* _EXERCISE DETAILS_:
In the entries below, count the lines that contain the word "Tarifa" and give only that number.
:: EXCERPTED DATA
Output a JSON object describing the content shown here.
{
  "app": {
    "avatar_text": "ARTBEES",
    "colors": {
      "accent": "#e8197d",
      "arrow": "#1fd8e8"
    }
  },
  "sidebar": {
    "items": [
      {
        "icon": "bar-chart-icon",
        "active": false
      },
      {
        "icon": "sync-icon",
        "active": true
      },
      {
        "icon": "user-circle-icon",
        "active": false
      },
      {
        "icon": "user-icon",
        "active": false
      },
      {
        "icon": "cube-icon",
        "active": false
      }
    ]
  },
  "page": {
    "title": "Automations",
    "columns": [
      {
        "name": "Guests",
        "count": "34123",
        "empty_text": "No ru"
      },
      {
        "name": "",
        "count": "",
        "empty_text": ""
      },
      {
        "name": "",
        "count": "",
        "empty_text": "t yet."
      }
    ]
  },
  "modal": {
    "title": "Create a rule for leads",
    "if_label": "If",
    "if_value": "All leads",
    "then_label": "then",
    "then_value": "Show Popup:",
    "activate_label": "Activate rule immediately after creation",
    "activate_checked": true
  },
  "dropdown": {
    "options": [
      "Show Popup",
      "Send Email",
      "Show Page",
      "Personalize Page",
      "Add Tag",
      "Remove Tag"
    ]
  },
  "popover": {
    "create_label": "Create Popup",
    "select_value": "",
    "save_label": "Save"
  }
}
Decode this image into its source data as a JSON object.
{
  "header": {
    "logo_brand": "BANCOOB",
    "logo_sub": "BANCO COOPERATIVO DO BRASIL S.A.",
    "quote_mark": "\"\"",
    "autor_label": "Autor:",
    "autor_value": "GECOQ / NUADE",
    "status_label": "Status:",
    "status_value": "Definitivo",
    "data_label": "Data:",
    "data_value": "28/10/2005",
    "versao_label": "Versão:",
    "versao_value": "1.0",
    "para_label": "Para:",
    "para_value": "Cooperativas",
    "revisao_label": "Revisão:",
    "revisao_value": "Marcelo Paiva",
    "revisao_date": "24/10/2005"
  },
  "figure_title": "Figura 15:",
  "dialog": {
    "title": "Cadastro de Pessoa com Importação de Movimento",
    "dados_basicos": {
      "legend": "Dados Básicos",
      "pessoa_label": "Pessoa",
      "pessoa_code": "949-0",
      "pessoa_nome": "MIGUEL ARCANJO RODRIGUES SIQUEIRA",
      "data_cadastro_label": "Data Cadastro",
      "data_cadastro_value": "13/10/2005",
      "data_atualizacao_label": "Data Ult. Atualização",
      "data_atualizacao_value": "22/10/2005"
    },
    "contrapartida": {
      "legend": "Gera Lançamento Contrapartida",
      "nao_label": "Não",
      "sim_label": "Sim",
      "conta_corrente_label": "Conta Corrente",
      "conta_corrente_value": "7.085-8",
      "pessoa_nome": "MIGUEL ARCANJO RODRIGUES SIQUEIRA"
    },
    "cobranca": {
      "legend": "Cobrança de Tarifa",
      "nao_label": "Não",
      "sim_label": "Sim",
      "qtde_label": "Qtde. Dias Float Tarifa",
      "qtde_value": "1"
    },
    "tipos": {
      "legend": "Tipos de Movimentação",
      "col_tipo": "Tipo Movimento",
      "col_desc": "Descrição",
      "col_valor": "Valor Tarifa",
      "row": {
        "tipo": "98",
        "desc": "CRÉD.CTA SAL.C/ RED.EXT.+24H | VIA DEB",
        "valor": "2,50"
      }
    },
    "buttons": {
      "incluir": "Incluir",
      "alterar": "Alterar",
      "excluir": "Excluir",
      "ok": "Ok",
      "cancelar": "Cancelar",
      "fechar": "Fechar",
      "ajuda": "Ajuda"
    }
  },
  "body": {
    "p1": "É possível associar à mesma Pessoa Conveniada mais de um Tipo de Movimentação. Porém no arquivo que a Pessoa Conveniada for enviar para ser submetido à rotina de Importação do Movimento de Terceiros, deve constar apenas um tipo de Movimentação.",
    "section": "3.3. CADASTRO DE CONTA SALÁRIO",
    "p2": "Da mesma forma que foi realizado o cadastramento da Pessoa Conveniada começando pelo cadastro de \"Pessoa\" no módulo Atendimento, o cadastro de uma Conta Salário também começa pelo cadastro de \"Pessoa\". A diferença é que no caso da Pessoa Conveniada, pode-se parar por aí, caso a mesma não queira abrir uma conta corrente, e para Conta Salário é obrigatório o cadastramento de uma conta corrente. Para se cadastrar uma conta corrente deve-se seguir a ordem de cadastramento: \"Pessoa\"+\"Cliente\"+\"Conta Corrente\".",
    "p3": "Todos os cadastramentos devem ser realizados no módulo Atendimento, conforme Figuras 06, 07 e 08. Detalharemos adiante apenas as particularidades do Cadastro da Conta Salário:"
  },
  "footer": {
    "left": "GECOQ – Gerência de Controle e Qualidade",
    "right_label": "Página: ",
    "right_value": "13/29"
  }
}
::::
* _FINAL ANSWER_:
3